Egyptian spokesman Hamdi Nada, speaking to reporters midway through 5 1/2 hours of meetings in a heavily guarded medieval castle, called the Israeli proposals "unacceptable" and said his delegation is "still waiting for more positive response from the Israelis to our initiative and our proposals."
Israeli spokesman Naftali Lavie said the Egyptian proposals are unacceptable to his country but he reported on the meeting in more positive terms and expressed hope for some movement toward agreements.
According to a U.S. spokesman, the meeting was opened with a brief statement by Secretary of State Cyrus Vance with the rest of the time devoted to discussion between Egyptian Foreign Minister Mohammed Kamel and Israeli Foreign Minister Moshe Davan and their teams of advisers.
U.S. officials, who said in advance that the castle talks are aimed at re-starting and then accelerating the stalled Egyptian-Israeli negotiations, have made plans to send special ambassador Alfred L. Atherton to the Middle East later this week to arrange follow-up talks.
The Egyptian spokesman said, however, that Cairo has not decided whether to resume full-scale negotiations with Israel, and he told reporters after the initial session that "nothing happened to enable us to say there will be further talks after the current meetings."
Egypt's official Middle East News Agency quoted President Anwar Sadat as saying late yesterday that it would be useless to hold further talks with Israel "unless there is a response (to Egypt's proposals) or a new element that can be a basis for discussions." Sadat spoke in Khartoum, Sudan where he was attending a meeting of the Organization of African Unity.
Accordng to briefings for more than 100 reporters gathered at the Great Danes Hotel, down the road from the historic Leeds Castle, no new ideas were put forth by either side in the initial stages of the talks.
Vance began sessions in positive fashion by listing points of agreement between the peace plans of the two sides. These are acceptance of five-year transitional period for the Israeli-occupied West Bank and Gaza Strip, a form of self-government for the areas, the need for security arrangements to protect Israel and the objective of normal relations between Egypt and Israel.
Vance did not dwell on the fundamental and central disagreement: whether or not Israel will agree to withdraw under any conditions and to any extent from the areas which it occupied in the 1967 war.
The setting, around a small table in the seminar room of Henry VIII's "Gloriette," which was added to the ancient castle as a royal apartment in the 1500s, was somewhat more formal than the no-table, conversational-style proposed by the American planners. There was no explanation for the change.
The three delegations ate luncheon and dinner together at a baronial oak table. They had no company other than each other, because the castle was sealed off by security men and police. Helicopters flew back and forth over the castlegrounds and police cars ringed the estate outside the castle moat.
The unusual security precautions, which were ordered after Britain received intelligence reports of a possible attack against the meeting by a Palestinian extremist group, were called "far overdone" by Dayan, an illustrious soldier in his earlier days.

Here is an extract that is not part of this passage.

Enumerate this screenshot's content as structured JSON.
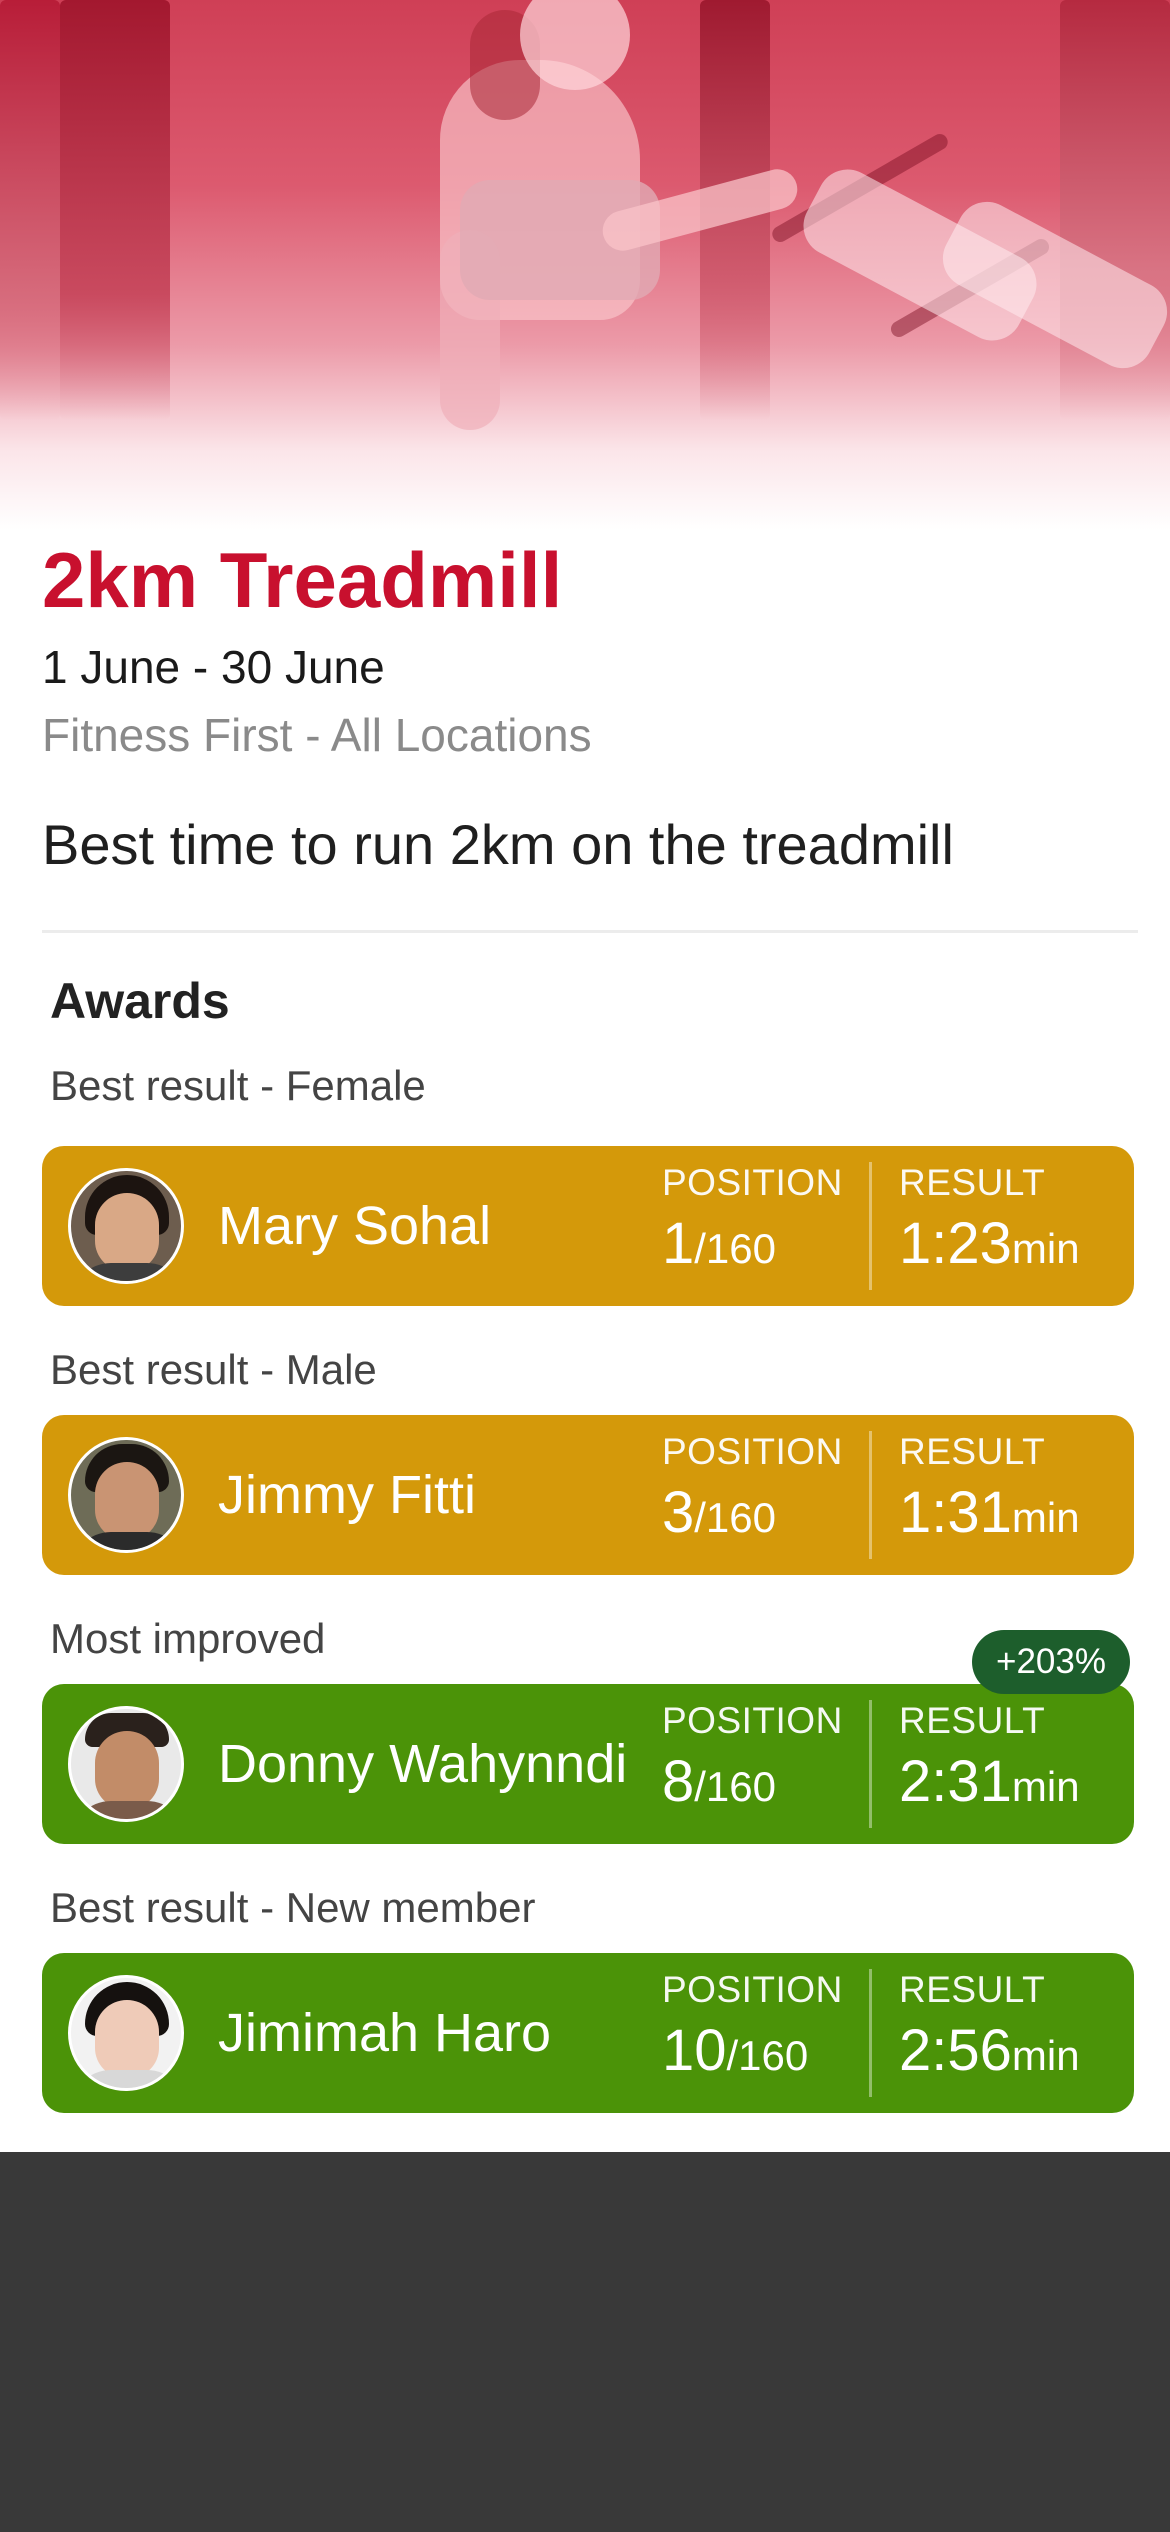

He said it was "absolutely unacceptable to me" that the meeting was moved to the remote castle for security reasons from its planned site in a downtown London hotel. As if to show her lack of concern about the potential danger, Dayan's wife left the castle yesterday afternoon to go shopping.

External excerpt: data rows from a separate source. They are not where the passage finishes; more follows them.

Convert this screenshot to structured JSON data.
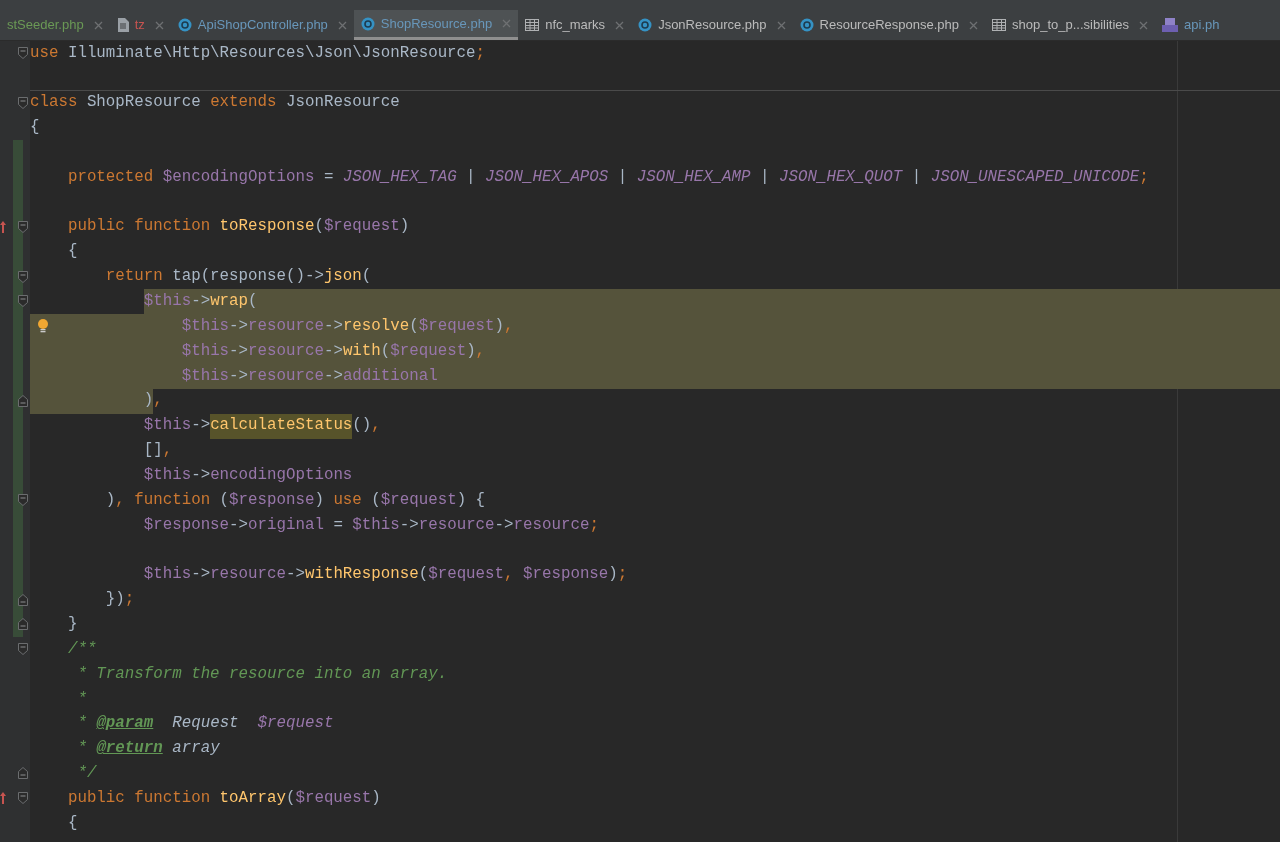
{
  "tabs": [
    {
      "label": "stSeeder.php",
      "color": "#6a9955",
      "selected": false,
      "closable": true
    },
    {
      "label": "tz",
      "kind": "text",
      "color": "#c75450",
      "selected": false,
      "closable": true
    },
    {
      "label": "ApiShopController.php",
      "kind": "class",
      "color": "#6897bb",
      "selected": false,
      "closable": true
    },
    {
      "label": "ShopResource.php",
      "kind": "class",
      "color": "#6897bb",
      "selected": true,
      "closable": true
    },
    {
      "label": "nfc_marks",
      "kind": "table",
      "color": "#bbbbbb",
      "selected": false,
      "closable": true
    },
    {
      "label": "JsonResource.php",
      "kind": "class",
      "color": "#bbbbbb",
      "selected": false,
      "closable": true
    },
    {
      "label": "ResourceResponse.php",
      "kind": "class",
      "color": "#bbbbbb",
      "selected": false,
      "closable": true
    },
    {
      "label": "shop_to_p...sibilities",
      "kind": "table",
      "color": "#bbbbbb",
      "selected": false,
      "closable": true
    },
    {
      "label": "api.ph",
      "kind": "php",
      "color": "#6897bb",
      "selected": false,
      "closable": false
    }
  ],
  "lines": [
    {
      "fold_start": true,
      "segments": [
        {
          "text": "use ",
          "kind": "keyword"
        },
        {
          "text": "Illuminate\\Http\\Resources\\Json\\JsonResource",
          "kind": "plain"
        },
        {
          "text": ";",
          "kind": "keyword"
        }
      ]
    },
    {
      "separator": true
    },
    {
      "fold_start": true,
      "segments": [
        {
          "text": "class ",
          "kind": "keyword"
        },
        {
          "text": "ShopResource ",
          "kind": "plain"
        },
        {
          "text": "extends ",
          "kind": "keyword"
        },
        {
          "text": "JsonResource",
          "kind": "plain"
        }
      ]
    },
    {
      "segments": [
        {
          "text": "{",
          "kind": "plain"
        }
      ]
    },
    {
      "changed": true
    },
    {
      "changed": true,
      "segments": [
        {
          "text": "    protected ",
          "kind": "keyword"
        },
        {
          "text": "$encodingOptions",
          "kind": "variable"
        },
        {
          "text": " = ",
          "kind": "plain"
        },
        {
          "text": "JSON_HEX_TAG",
          "kind": "constant"
        },
        {
          "text": " | ",
          "kind": "plain"
        },
        {
          "text": "JSON_HEX_APOS",
          "kind": "constant"
        },
        {
          "text": " | ",
          "kind": "plain"
        },
        {
          "text": "JSON_HEX_AMP",
          "kind": "constant"
        },
        {
          "text": " | ",
          "kind": "plain"
        },
        {
          "text": "JSON_HEX_QUOT",
          "kind": "constant"
        },
        {
          "text": " | ",
          "kind": "plain"
        },
        {
          "text": "JSON_UNESCAPED_UNICODE",
          "kind": "constant"
        },
        {
          "text": ";",
          "kind": "keyword"
        }
      ]
    },
    {
      "changed": true
    },
    {
      "changed": true,
      "fold_start": true,
      "override": true,
      "segments": [
        {
          "text": "    public function ",
          "kind": "keyword"
        },
        {
          "text": "toResponse",
          "kind": "method"
        },
        {
          "text": "(",
          "kind": "plain"
        },
        {
          "text": "$request",
          "kind": "variable"
        },
        {
          "text": ")",
          "kind": "plain"
        }
      ]
    },
    {
      "changed": true,
      "segments": [
        {
          "text": "    {",
          "kind": "plain"
        }
      ]
    },
    {
      "changed": true,
      "fold_start": true,
      "segments": [
        {
          "text": "        return ",
          "kind": "keyword"
        },
        {
          "text": "tap(response()->",
          "kind": "plain"
        },
        {
          "text": "json",
          "kind": "method"
        },
        {
          "text": "(",
          "kind": "plain"
        }
      ]
    },
    {
      "changed": true,
      "fold_start": true,
      "selected": true,
      "indent_selected": false,
      "segments": [
        {
          "text": "            $this",
          "kind": "variable"
        },
        {
          "text": "->",
          "kind": "plain"
        },
        {
          "text": "wrap",
          "kind": "method"
        },
        {
          "text": "(",
          "kind": "plain"
        }
      ]
    },
    {
      "changed": true,
      "bulb": true,
      "selected": true,
      "indent_selected": true,
      "segments": [
        {
          "text": "                $this",
          "kind": "variable"
        },
        {
          "text": "->",
          "kind": "plain"
        },
        {
          "text": "resource",
          "kind": "variable"
        },
        {
          "text": "->",
          "kind": "plain"
        },
        {
          "text": "resolve",
          "kind": "method"
        },
        {
          "text": "(",
          "kind": "plain"
        },
        {
          "text": "$request",
          "kind": "variable"
        },
        {
          "text": ")",
          "kind": "plain"
        },
        {
          "text": ",",
          "kind": "keyword"
        }
      ]
    },
    {
      "changed": true,
      "selected": true,
      "indent_selected": true,
      "segments": [
        {
          "text": "                $this",
          "kind": "variable"
        },
        {
          "text": "->",
          "kind": "plain"
        },
        {
          "text": "resource",
          "kind": "variable"
        },
        {
          "text": "->",
          "kind": "plain"
        },
        {
          "text": "with",
          "kind": "method"
        },
        {
          "text": "(",
          "kind": "plain"
        },
        {
          "text": "$request",
          "kind": "variable"
        },
        {
          "text": ")",
          "kind": "plain"
        },
        {
          "text": ",",
          "kind": "keyword"
        }
      ]
    },
    {
      "changed": true,
      "selected": true,
      "indent_selected": true,
      "segments": [
        {
          "text": "                $this",
          "kind": "variable"
        },
        {
          "text": "->",
          "kind": "plain"
        },
        {
          "text": "resource",
          "kind": "variable"
        },
        {
          "text": "->",
          "kind": "plain"
        },
        {
          "text": "additional",
          "kind": "variable"
        }
      ]
    },
    {
      "changed": true,
      "fold_end": true,
      "segments": [
        {
          "text": "            )",
          "kind": "plain",
          "selected": true
        },
        {
          "text": ",",
          "kind": "keyword",
          "selected": false
        }
      ]
    },
    {
      "changed": true,
      "segments": [
        {
          "text": "            $this",
          "kind": "variable"
        },
        {
          "text": "->",
          "kind": "plain"
        },
        {
          "text": "calculateStatus",
          "kind": "method",
          "marked": true
        },
        {
          "text": "()",
          "kind": "plain"
        },
        {
          "text": ",",
          "kind": "keyword"
        }
      ]
    },
    {
      "changed": true,
      "segments": [
        {
          "text": "            []",
          "kind": "plain"
        },
        {
          "text": ",",
          "kind": "keyword"
        }
      ]
    },
    {
      "changed": true,
      "segments": [
        {
          "text": "            $this",
          "kind": "variable"
        },
        {
          "text": "->",
          "kind": "plain"
        },
        {
          "text": "encodingOptions",
          "kind": "variable"
        }
      ]
    },
    {
      "changed": true,
      "fold_start": true,
      "segments": [
        {
          "text": "        )",
          "kind": "plain"
        },
        {
          "text": ", function ",
          "kind": "keyword"
        },
        {
          "text": "(",
          "kind": "plain"
        },
        {
          "text": "$response",
          "kind": "variable"
        },
        {
          "text": ") ",
          "kind": "plain"
        },
        {
          "text": "use ",
          "kind": "keyword"
        },
        {
          "text": "(",
          "kind": "plain"
        },
        {
          "text": "$request",
          "kind": "variable"
        },
        {
          "text": ") {",
          "kind": "plain"
        }
      ]
    },
    {
      "changed": true,
      "segments": [
        {
          "text": "            $response",
          "kind": "variable"
        },
        {
          "text": "->",
          "kind": "plain"
        },
        {
          "text": "original",
          "kind": "variable"
        },
        {
          "text": " = ",
          "kind": "plain"
        },
        {
          "text": "$this",
          "kind": "variable"
        },
        {
          "text": "->",
          "kind": "plain"
        },
        {
          "text": "resource",
          "kind": "variable"
        },
        {
          "text": "->",
          "kind": "plain"
        },
        {
          "text": "resource",
          "kind": "variable"
        },
        {
          "text": ";",
          "kind": "keyword"
        }
      ]
    },
    {
      "changed": true
    },
    {
      "changed": true,
      "segments": [
        {
          "text": "            $this",
          "kind": "variable"
        },
        {
          "text": "->",
          "kind": "plain"
        },
        {
          "text": "resource",
          "kind": "variable"
        },
        {
          "text": "->",
          "kind": "plain"
        },
        {
          "text": "withResponse",
          "kind": "method"
        },
        {
          "text": "(",
          "kind": "plain"
        },
        {
          "text": "$request",
          "kind": "variable"
        },
        {
          "text": ", ",
          "kind": "keyword"
        },
        {
          "text": "$response",
          "kind": "variable"
        },
        {
          "text": ")",
          "kind": "plain"
        },
        {
          "text": ";",
          "kind": "keyword"
        }
      ]
    },
    {
      "changed": true,
      "fold_end": true,
      "segments": [
        {
          "text": "        })",
          "kind": "plain"
        },
        {
          "text": ";",
          "kind": "keyword"
        }
      ]
    },
    {
      "changed": true,
      "fold_end": true,
      "segments": [
        {
          "text": "    }",
          "kind": "plain"
        }
      ]
    },
    {
      "fold_start": true,
      "segments": [
        {
          "text": "    /**",
          "kind": "comment"
        }
      ]
    },
    {
      "segments": [
        {
          "text": "     * Transform the resource into an array.",
          "kind": "comment"
        }
      ]
    },
    {
      "segments": [
        {
          "text": "     *",
          "kind": "comment"
        }
      ]
    },
    {
      "segments": [
        {
          "text": "     * ",
          "kind": "comment"
        },
        {
          "text": "@param",
          "kind": "doctag"
        },
        {
          "text": "  Request  ",
          "kind": "doctype"
        },
        {
          "text": "$request",
          "kind": "docvar"
        }
      ]
    },
    {
      "segments": [
        {
          "text": "     * ",
          "kind": "comment"
        },
        {
          "text": "@return",
          "kind": "doctag"
        },
        {
          "text": " array",
          "kind": "doctype"
        }
      ]
    },
    {
      "fold_end": true,
      "segments": [
        {
          "text": "     */",
          "kind": "comment"
        }
      ]
    },
    {
      "fold_start": true,
      "override": true,
      "segments": [
        {
          "text": "    public function ",
          "kind": "keyword"
        },
        {
          "text": "toArray",
          "kind": "method"
        },
        {
          "text": "(",
          "kind": "plain"
        },
        {
          "text": "$request",
          "kind": "variable"
        },
        {
          "text": ")",
          "kind": "plain"
        }
      ]
    },
    {
      "segments": [
        {
          "text": "    {",
          "kind": "plain"
        }
      ]
    }
  ]
}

The foreign ministers are expected to give a fuller report on the nature and results of their discussions when they emerge from the two days of meetings and seclusion this afternoon.